> _Activity_: Filter these entries down to the lines that hold the word "icon", and show each of them.

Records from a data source
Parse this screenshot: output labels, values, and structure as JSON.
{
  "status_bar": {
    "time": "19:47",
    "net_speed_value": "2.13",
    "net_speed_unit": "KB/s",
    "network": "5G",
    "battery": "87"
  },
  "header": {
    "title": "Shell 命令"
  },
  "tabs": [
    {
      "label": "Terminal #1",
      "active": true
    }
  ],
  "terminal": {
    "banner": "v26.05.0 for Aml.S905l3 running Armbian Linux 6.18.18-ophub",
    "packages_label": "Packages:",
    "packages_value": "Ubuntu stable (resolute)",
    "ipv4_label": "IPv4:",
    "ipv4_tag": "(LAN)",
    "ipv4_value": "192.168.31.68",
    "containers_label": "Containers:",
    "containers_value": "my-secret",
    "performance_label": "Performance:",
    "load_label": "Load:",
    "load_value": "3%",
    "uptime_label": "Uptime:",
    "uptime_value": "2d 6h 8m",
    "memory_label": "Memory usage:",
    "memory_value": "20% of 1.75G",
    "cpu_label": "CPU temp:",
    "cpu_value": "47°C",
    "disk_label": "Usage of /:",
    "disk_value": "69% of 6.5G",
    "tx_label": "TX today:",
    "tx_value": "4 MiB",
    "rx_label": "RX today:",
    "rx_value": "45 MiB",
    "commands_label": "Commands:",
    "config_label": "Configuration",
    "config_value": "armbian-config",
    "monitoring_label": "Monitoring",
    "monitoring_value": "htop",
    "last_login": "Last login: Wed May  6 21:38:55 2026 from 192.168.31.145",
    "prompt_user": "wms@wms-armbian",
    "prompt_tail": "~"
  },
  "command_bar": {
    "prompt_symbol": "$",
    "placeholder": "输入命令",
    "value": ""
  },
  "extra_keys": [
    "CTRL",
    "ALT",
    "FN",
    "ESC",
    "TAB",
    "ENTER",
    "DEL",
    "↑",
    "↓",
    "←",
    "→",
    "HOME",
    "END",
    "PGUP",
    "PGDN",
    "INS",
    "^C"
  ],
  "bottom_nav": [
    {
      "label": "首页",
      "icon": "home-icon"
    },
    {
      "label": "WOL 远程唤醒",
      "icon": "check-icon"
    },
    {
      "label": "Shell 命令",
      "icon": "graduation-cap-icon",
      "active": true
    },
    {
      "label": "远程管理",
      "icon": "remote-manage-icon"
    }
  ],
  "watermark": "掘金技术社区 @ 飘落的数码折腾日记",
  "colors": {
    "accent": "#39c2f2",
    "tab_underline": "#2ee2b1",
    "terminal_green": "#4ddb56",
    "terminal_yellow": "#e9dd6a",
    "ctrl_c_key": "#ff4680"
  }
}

> _Reply_:
      "icon": "home-icon"
      "icon": "check-icon"
      "icon": "graduation-cap-icon",
      "icon": "remote-manage-icon"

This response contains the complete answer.